- D. Marshall, O. Johnell, and H. Wedel, “Meta-analysis of how well measures of bone mineral density predict occurrence of osteoporotic fractures,” British Medical Journal, vol. 312, no. 7041, pp. 1254–1259, 1996.
- M. I. P. Sánchez, A. Mohaidle, A. Baistrocchi et al., “Risk of fracture in celiac disease: gender, dietary compliance, or both?” World Journal of Gastroenterology, vol. 17, no. 25, pp. 3035–3042, 2011.
- M. R. Jafri, C. W. Nordstrom, J. A. Murray et al., “Long-term fracture risk in patients with celiac disease: a population-based study in Olmsted County, Minnesota,” Digestive Diseases and Sciences, vol. 53, no. 4, pp. 964–971, 2008.
- K. Thomason, J. West, R. F. A. Logan, C. Coupland, and G. K. T. Holmes, “Fracture experience of patients with coeliac disease: a population based survey,” Gut, vol. 52, no. 4, pp. 518–522, 2003.
- P. Vestergaard and L. Mosekilde, “Fracture risk in patients with celiac disease, Crohn's disease, and ulcerative colitis: a nationwide follow-up study of 16,416 patients in Denmark,” American Journal of Epidemiology, vol. 156, no. 1, pp. 1–10, 2002.
- J. R. F. Walters and D. A. van Heel, “Detecting the risks of osteoporotic fractures in coeliac disease,” Gut, vol. 52, no. 8, pp. 1229–1230, 2003.

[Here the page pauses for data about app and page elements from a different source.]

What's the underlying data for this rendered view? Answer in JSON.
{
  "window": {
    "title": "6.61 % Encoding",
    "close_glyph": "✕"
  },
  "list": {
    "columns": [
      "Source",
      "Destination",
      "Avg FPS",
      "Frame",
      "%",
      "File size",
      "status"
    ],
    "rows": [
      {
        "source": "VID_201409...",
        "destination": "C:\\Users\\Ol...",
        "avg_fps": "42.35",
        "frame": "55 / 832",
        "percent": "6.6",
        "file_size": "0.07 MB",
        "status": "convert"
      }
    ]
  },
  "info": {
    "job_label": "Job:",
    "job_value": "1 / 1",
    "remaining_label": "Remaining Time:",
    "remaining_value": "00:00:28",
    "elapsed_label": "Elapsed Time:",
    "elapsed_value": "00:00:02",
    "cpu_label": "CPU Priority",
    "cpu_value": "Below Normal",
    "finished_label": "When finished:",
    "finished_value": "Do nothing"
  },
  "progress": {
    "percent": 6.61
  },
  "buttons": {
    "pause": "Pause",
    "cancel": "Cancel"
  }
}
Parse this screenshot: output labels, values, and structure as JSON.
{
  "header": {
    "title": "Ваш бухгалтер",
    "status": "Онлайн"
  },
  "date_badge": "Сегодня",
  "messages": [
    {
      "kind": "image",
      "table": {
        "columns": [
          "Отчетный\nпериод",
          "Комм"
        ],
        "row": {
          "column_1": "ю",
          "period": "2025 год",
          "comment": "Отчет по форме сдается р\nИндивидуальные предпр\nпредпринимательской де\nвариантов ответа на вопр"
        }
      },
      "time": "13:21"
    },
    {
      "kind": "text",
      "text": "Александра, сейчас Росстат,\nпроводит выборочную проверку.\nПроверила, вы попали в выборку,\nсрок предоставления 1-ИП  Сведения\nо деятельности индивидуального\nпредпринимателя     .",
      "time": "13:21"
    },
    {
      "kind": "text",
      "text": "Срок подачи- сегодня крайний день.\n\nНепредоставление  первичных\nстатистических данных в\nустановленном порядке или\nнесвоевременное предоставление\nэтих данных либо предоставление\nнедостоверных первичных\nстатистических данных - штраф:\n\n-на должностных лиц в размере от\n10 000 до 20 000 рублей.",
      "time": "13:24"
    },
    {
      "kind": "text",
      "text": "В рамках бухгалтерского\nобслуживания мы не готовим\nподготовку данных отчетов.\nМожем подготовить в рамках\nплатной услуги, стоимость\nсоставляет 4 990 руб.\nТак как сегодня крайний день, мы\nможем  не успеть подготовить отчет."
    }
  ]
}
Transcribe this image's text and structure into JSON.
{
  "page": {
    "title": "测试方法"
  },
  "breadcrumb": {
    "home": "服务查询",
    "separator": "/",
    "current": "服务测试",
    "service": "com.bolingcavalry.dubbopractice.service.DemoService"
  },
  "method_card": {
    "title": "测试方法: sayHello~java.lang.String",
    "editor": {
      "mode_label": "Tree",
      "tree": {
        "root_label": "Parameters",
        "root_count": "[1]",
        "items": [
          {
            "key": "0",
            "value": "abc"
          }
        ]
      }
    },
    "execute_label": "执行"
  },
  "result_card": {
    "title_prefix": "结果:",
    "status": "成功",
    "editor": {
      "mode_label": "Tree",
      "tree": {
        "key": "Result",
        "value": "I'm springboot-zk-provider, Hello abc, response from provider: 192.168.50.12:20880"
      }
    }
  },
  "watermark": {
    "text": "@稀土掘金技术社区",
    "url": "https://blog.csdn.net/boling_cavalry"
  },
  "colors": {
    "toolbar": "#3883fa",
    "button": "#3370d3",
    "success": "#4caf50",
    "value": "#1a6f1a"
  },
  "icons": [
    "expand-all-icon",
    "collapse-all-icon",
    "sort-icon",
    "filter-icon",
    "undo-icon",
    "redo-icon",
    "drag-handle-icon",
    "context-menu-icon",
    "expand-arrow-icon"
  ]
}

- U. S. Kavak, A. Yüce, N. Koçak et al., “Bone mineral density in children with untreated and treated celiac disease,” Journal of Pediatric Gastroenterology and Nutrition, vol. 37, no. 4, pp. 434–436, 2003.
- N. Molteni, M. P. Caraceni, M. T. Bardella, S. Ortolani, G. G. Gandolini, and P. Bianchi, “Bone mineral density in adult celiac patients and the effect of gluten-free diet from childhood,” American Journal of Gastroenterology, vol. 85, no. 1, pp. 51–53, 1990.
- G. Barera, S. Mora, P. Brambilla et al., “Body composition in children with celiac disease and the effects of a gluten-free diet: a prospective case-control study,” American Journal of Clinical Nutrition, vol. 72, no. 1, pp. 71–75, 2000.
- C. Cellier, C. Flobert, C. Cormier, C. Roux, and J. Schmitz, “Severe osteopenia in symptom-free adults with a childhood diagnosis of coeliac disease,” The Lancet, vol. 355, no. 9206, p. 806, 2000.
- X. A. McFarlane, A. K. Bhalla, and D. A. F. Robertson, “Effect of a gluten free diet on osteopenia in adults with newly diagnosed coeliac disease,” Gut, vol. 39, no. 2, pp. 180–184, 1996.
- V. D. Capriles, L. A. Martini, and J. A. G. Arêas, “Metabolic osteopathy in celiac disease: importance of a gluten-free diet,” Nutrition Reviews, vol. 67, no. 10, pp. 599–606, 2009.